Two other projects that have NIAMS support involve translating basic science discoveries into clinical testing of new, improved therapeutics.

  • A team at the University of Southern California, led by Drs. Mei Chen and David Woodley, is planning clinical trials for a rare, inherited blistering condition—recessive dystrophic epidermolysis bullosa—using an approach that was successful in healing lesions in a mouse model of the disease.
  • Dr. Edwin Horwitz and colleagues at the Children's Hospital of Philadelphia are expanding their previous clinical research on pluripotent, mesenchymal stem cells to stimulate short-term bone growth in children with osteogenesis imperfecta, a heritable bone disease that leads to growth defects. The ARRA-funded clinical trial will test repeat administration of the mesenchymal stem cells to stimulate and sustain bone growth in children with osteogenesis imperfecta.

Keep the Stories Coming!

I have only mentioned a few of the successes of ARRA-funded projects and initiatives, but we would like to hear more, so that we can share them with the research community, Congress, and the public. Please visit the NIAMS ARRA Chronicles Web page to submit your story.

More information is available at the following Web sites:
http://www.recovery.gov/Pages/default.aspx/
http://www.niams.nih.gov/
http://www.nih.gov/recovery/index.htm

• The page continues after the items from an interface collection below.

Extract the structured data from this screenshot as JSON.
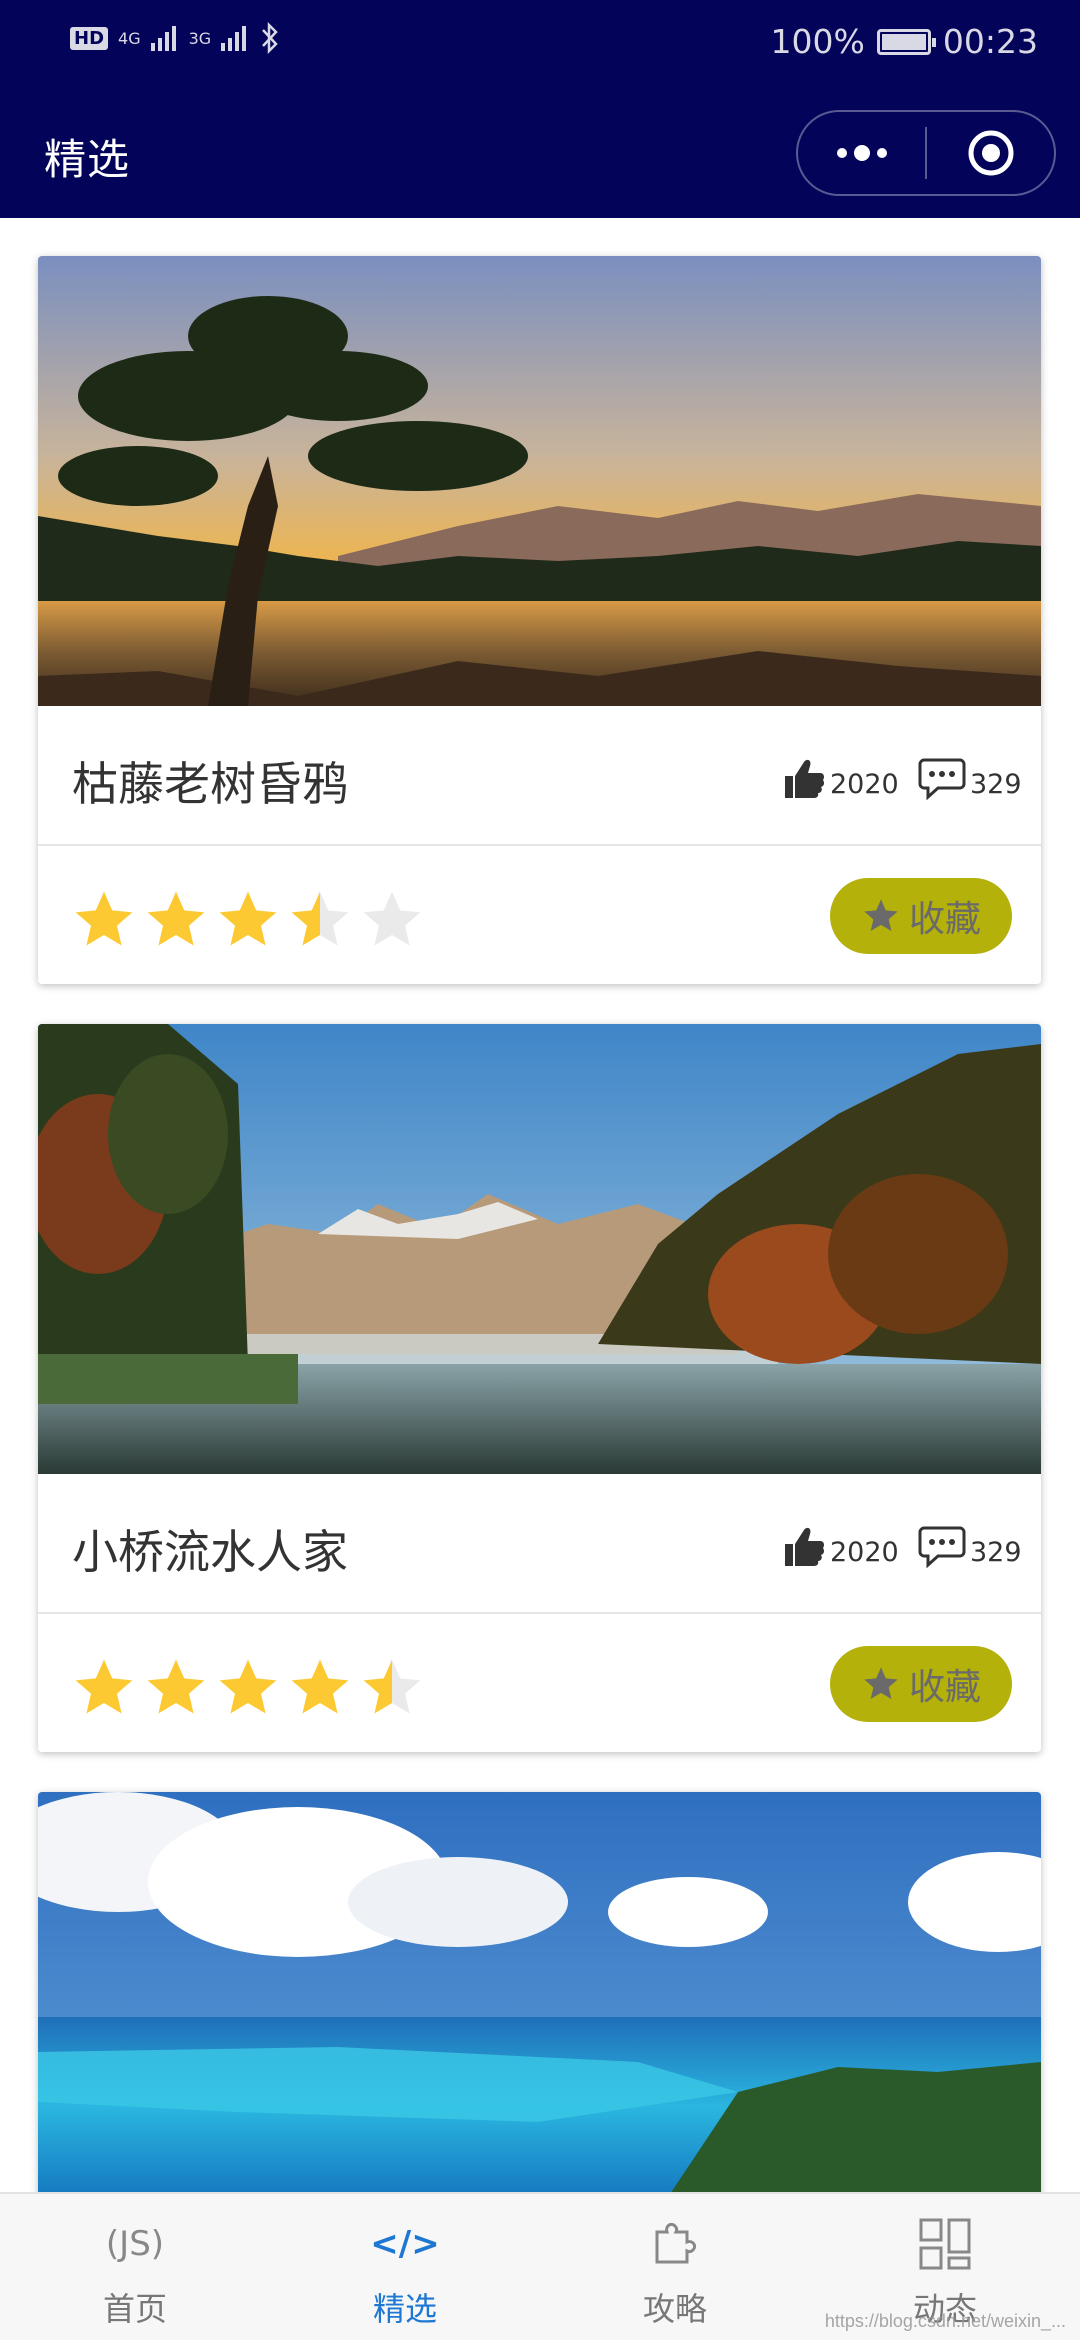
{
  "status_bar": {
    "network_left": "HD",
    "signal_1": "4G",
    "signal_2": "3G",
    "battery": "100%",
    "time": "00:23"
  },
  "nav": {
    "title": "精选"
  },
  "cards": [
    {
      "title": "枯藤老树昏鸦",
      "likes": "2020",
      "comments": "329",
      "rating": 3.5,
      "fav_label": "收藏"
    },
    {
      "title": "小桥流水人家",
      "likes": "2020",
      "comments": "329",
      "rating": 4.5,
      "fav_label": "收藏"
    },
    {
      "title": "",
      "rating": null
    }
  ],
  "tabbar": {
    "items": [
      {
        "label": "首页",
        "icon": "(JS)"
      },
      {
        "label": "精选",
        "icon": "</>"
      },
      {
        "label": "攻略",
        "icon": "puzzle-icon"
      },
      {
        "label": "动态",
        "icon": "grid-icon"
      }
    ],
    "active_index": 1
  },
  "colors": {
    "header_bg": "#03035a",
    "accent": "#1e78d2",
    "fav_bg": "#b3b10a",
    "star": "#fcc933",
    "star_empty": "#eaeaea"
  },
  "watermark": "https://blog.csdn.net/weixin_..."
}
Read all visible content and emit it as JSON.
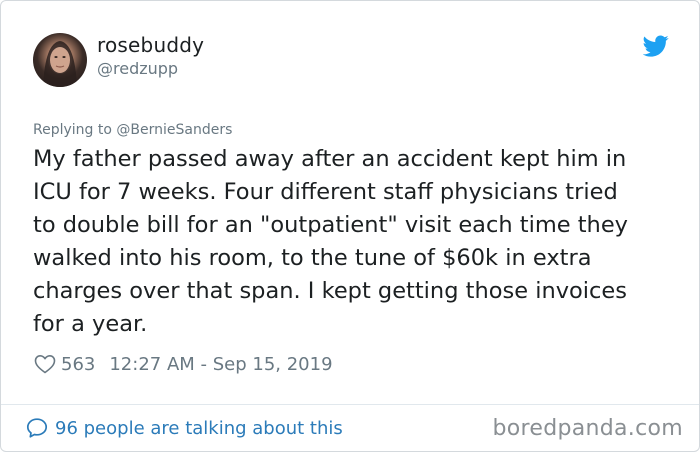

Stephen I. Katz, M.D., Ph.D.
Director
National Institute of Arthritis and Musculoskeletal and Skin Diseases
National Institutes of Health
U.S. Department of Health and Human Services